The Donald Trump presidency, coupled with the new Congress, is likely to produce major changes in federal law. But for the Supreme Court, expect a surprising amount of continuity – far more than conservatives hope and progressives fear.
If, as expected, Trump is able to replace Justice Antonin Scalia, the court will look a lot like it did until Scalia died in February: four relative liberals (Ruth Bader Ginsburg, Stephen Breyer, Elena Kagan, and Sonia Sotomayor); two moderate conservatives (John Roberts and Anthony Kennedy); and three relative conservatives (Clarence Thomas, Samuel Alito, and the new justice).
That means it would reflect the same ideological makeup as the court that upheld Obamacare and required states to recognize same-sex marriages. It would contain the same five justices – a majority – who recently voted to, for example, invalidate restrictions on abortion.

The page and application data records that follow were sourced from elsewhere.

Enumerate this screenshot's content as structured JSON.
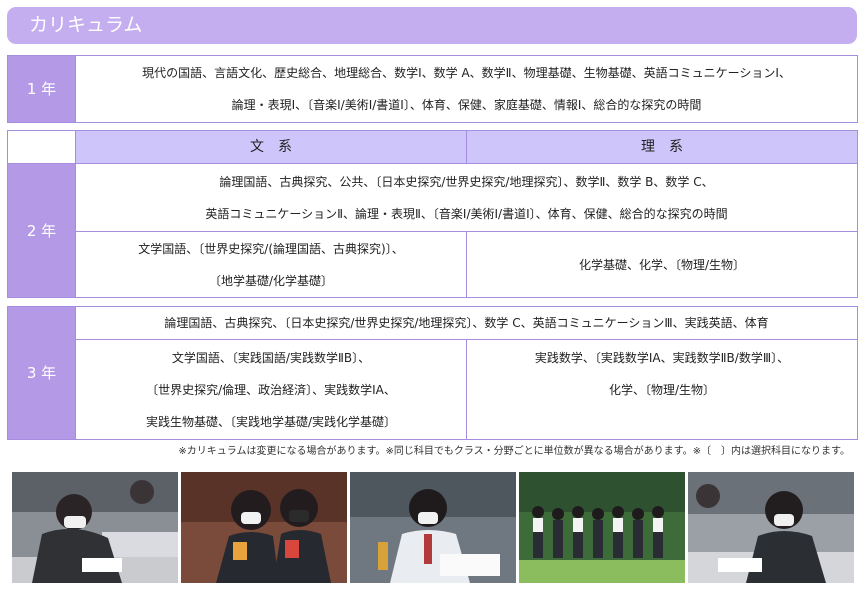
{
  "header": {
    "title": "カリキュラム"
  },
  "grade1": {
    "label": "1 年",
    "line1": "現代の国語、言語文化、歴史総合、地理総合、数学Ⅰ、数学 A、数学Ⅱ、物理基礎、生物基礎、英語コミュニケーションⅠ、",
    "line2": "論理・表現Ⅰ、〔音楽Ⅰ/美術Ⅰ/書道Ⅰ〕、体育、保健、家庭基礎、情報Ⅰ、総合的な探究の時間"
  },
  "columns": {
    "bunkei": "文　系",
    "rikei": "理　系"
  },
  "grade2": {
    "label": "2 年",
    "common_line1": "論理国語、古典探究、公共、〔日本史探究/世界史探究/地理探究〕、数学Ⅱ、数学 B、数学 C、",
    "common_line2": "英語コミュニケーションⅡ、論理・表現Ⅱ、〔音楽Ⅰ/美術Ⅰ/書道Ⅰ〕、体育、保健、総合的な探究の時間",
    "bunkei_line1": "文学国語、〔世界史探究/(論理国語、古典探究)〕、",
    "bunkei_line2": "〔地学基礎/化学基礎〕",
    "rikei_line1": "化学基礎、化学、〔物理/生物〕"
  },
  "grade3": {
    "label": "3 年",
    "common_line1": "論理国語、古典探究、〔日本史探究/世界史探究/地理探究〕、数学 C、英語コミュニケーションⅢ、実践英語、体育",
    "bunkei_line1": "文学国語、〔実践国語/実践数学ⅡB〕、",
    "bunkei_line2": "〔世界史探究/倫理、政治経済〕、実践数学ⅠA、",
    "bunkei_line3": "実践生物基礎、〔実践地学基礎/実践化学基礎〕",
    "rikei_line1": "実践数学、〔実践数学ⅠA、実践数学ⅡB/数学Ⅲ〕、",
    "rikei_line2": "化学、〔物理/生物〕"
  },
  "footnote": "※カリキュラムは変更になる場合があります。※同じ科目でもクラス・分野ごとに単位数が異なる場合があります。※〔　〕内は選択科目になります。",
  "colors": {
    "header_bg": "#c4aef0",
    "year_bg": "#b49ae6",
    "column_head_bg": "#cec6fa",
    "border": "#a58ee0"
  },
  "photos": [
    {
      "description": "student-writing-at-desk"
    },
    {
      "description": "two-students-holding-items"
    },
    {
      "description": "student-studying-with-textbook"
    },
    {
      "description": "students-group-outdoors"
    },
    {
      "description": "student-writing-in-classroom"
    }
  ]
}
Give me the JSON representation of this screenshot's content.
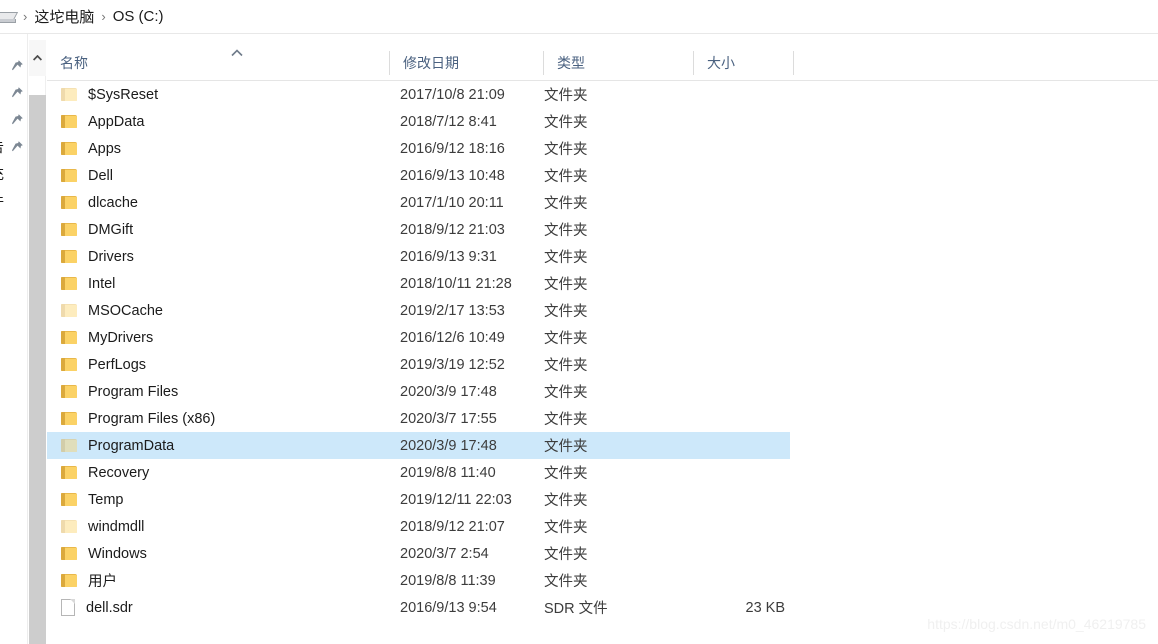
{
  "addressbar": {
    "pc_icon": "computer-icon",
    "separator": "›",
    "crumbs": [
      {
        "label": "这坨电脑"
      },
      {
        "label": "OS (C:)"
      }
    ]
  },
  "left_rail": {
    "items": [
      {
        "label": "",
        "pin": "pin-icon"
      },
      {
        "label": "",
        "pin": "pin-icon"
      },
      {
        "label": "",
        "pin": "pin-icon"
      },
      {
        "label": "告",
        "pin": "pin-icon"
      },
      {
        "label": "充",
        "pin": ""
      },
      {
        "label": "件",
        "pin": ""
      }
    ]
  },
  "scrollbar": {
    "up_arrow_icon": "chevron-up-icon",
    "thumb_position": "middle"
  },
  "columns": {
    "name": "名称",
    "date_modified": "修改日期",
    "type": "类型",
    "size": "大小",
    "sort_column": "名称",
    "sort_direction": "ascending",
    "sort_caret_icon": "caret-up-icon"
  },
  "files": [
    {
      "name": "$SysReset",
      "date": "2017/10/8 21:09",
      "type": "文件夹",
      "size": "",
      "icon": "folder-icon",
      "hidden": true
    },
    {
      "name": "AppData",
      "date": "2018/7/12 8:41",
      "type": "文件夹",
      "size": "",
      "icon": "folder-icon",
      "hidden": false
    },
    {
      "name": "Apps",
      "date": "2016/9/12 18:16",
      "type": "文件夹",
      "size": "",
      "icon": "folder-icon",
      "hidden": false
    },
    {
      "name": "Dell",
      "date": "2016/9/13 10:48",
      "type": "文件夹",
      "size": "",
      "icon": "folder-icon",
      "hidden": false
    },
    {
      "name": "dlcache",
      "date": "2017/1/10 20:11",
      "type": "文件夹",
      "size": "",
      "icon": "folder-icon",
      "hidden": false
    },
    {
      "name": "DMGift",
      "date": "2018/9/12 21:03",
      "type": "文件夹",
      "size": "",
      "icon": "folder-icon",
      "hidden": false
    },
    {
      "name": "Drivers",
      "date": "2016/9/13 9:31",
      "type": "文件夹",
      "size": "",
      "icon": "folder-icon",
      "hidden": false
    },
    {
      "name": "Intel",
      "date": "2018/10/11 21:28",
      "type": "文件夹",
      "size": "",
      "icon": "folder-icon",
      "hidden": false
    },
    {
      "name": "MSOCache",
      "date": "2019/2/17 13:53",
      "type": "文件夹",
      "size": "",
      "icon": "folder-icon",
      "hidden": true
    },
    {
      "name": "MyDrivers",
      "date": "2016/12/6 10:49",
      "type": "文件夹",
      "size": "",
      "icon": "folder-icon",
      "hidden": false
    },
    {
      "name": "PerfLogs",
      "date": "2019/3/19 12:52",
      "type": "文件夹",
      "size": "",
      "icon": "folder-icon",
      "hidden": false
    },
    {
      "name": "Program Files",
      "date": "2020/3/9 17:48",
      "type": "文件夹",
      "size": "",
      "icon": "folder-icon",
      "hidden": false
    },
    {
      "name": "Program Files (x86)",
      "date": "2020/3/7 17:55",
      "type": "文件夹",
      "size": "",
      "icon": "folder-icon",
      "hidden": false
    },
    {
      "name": "ProgramData",
      "date": "2020/3/9 17:48",
      "type": "文件夹",
      "size": "",
      "icon": "folder-icon",
      "hidden": true,
      "selected": true
    },
    {
      "name": "Recovery",
      "date": "2019/8/8 11:40",
      "type": "文件夹",
      "size": "",
      "icon": "folder-icon",
      "hidden": false
    },
    {
      "name": "Temp",
      "date": "2019/12/11 22:03",
      "type": "文件夹",
      "size": "",
      "icon": "folder-icon",
      "hidden": false
    },
    {
      "name": "windmdll",
      "date": "2018/9/12 21:07",
      "type": "文件夹",
      "size": "",
      "icon": "folder-icon",
      "hidden": true
    },
    {
      "name": "Windows",
      "date": "2020/3/7 2:54",
      "type": "文件夹",
      "size": "",
      "icon": "folder-icon",
      "hidden": false
    },
    {
      "name": "用户",
      "date": "2019/8/8 11:39",
      "type": "文件夹",
      "size": "",
      "icon": "folder-icon",
      "hidden": false
    },
    {
      "name": "dell.sdr",
      "date": "2016/9/13 9:54",
      "type": "SDR 文件",
      "size": "23 KB",
      "icon": "file-icon",
      "hidden": false
    }
  ],
  "watermark": "https://blog.csdn.net/m0_46219785",
  "colors": {
    "selection": "#cde8fa",
    "header_text": "#4a6180",
    "folder": "#fbd266",
    "scrollbar_thumb": "#cdcdcd"
  }
}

A court like that won’t license a Republican-led executive branch to do whatever it wants. It will assert the rule of law. It will rarely veer off in novel directions.
Things will be different, though, if Trump is able to replace a liberal justice. Neither Ginsburg (who is 83) nor Breyer (78) is young. But they both appear to be healthy; don’t be surprised if they serve for the next four years.
Suppose, though, one of them does resign. At that point, significant changes would be possible. But probably not many.
One reason involves the idea of respect for precedent. The justices are usually reluctant to disturb the court’s previous rulings, even if they disagree strongly with them. In this light, would a new majority really want to announce in, say, 2018, states can ban same-sex marriage, after years of saying otherwise? That’s unlikely: Such an abrupt reversal would make the law seem unstable and awkwardly political.
Would a Trump court want to overrule Roe v. Wade, the law since 1973, and thus allow states to ban abortion? Considering the intensity of conservative opposition to abortion, that is somewhat more probable. But judges are not politicians, and again to avoid the appearance of destabilizing constitutional law, any majority would hesitate before doing so.
Would a court of Alito, Roberts, Kennedy, Thomas, and one or two Trump appointees grant broad new powers to the president? No, the current conservatives have shown a lot of skepticism about executive authority. That’s not going to change because the president is a Republican.
There is a more general point. Many judges ( Roberts in particular) are drawn to “judicial minimalism”; they prefer to focus on particular cases’ facts. Quite apart from respecting prior rulings, they like small steps and abhor bold movements or big theories.
An instructive example: In the 1970s, many progressives were terrified when President Richard Nixon found himself in a position to transform a left-of-center court and to appoint no fewer than four “strict constructionists.” And the Nixon court, as it was sometimes called, repeatedly disappointed the left. For example, it refused to recognize a constitutional right to education.
But the whole period is aptly described as “the counter-revolution that wasn’t.” The Nixon court maintained a lot of continuity with its predecessor. Believing the commitment to the rule of law entails humility and respect for the past, it preserved most precedents, even as it refused to build on them.
It’s true that with further changes in the court’s membership, we should expect to see some incremental movements in the law, including expansions in gun rights and new constraints on the power of regulatory agencies. But there’s an excellent chance in four years, constitutional law will look pretty much the same as it does now.
Bloomberg View columnist Cass R. Sunstein is the Robert Walmsley University Professor at Harvard.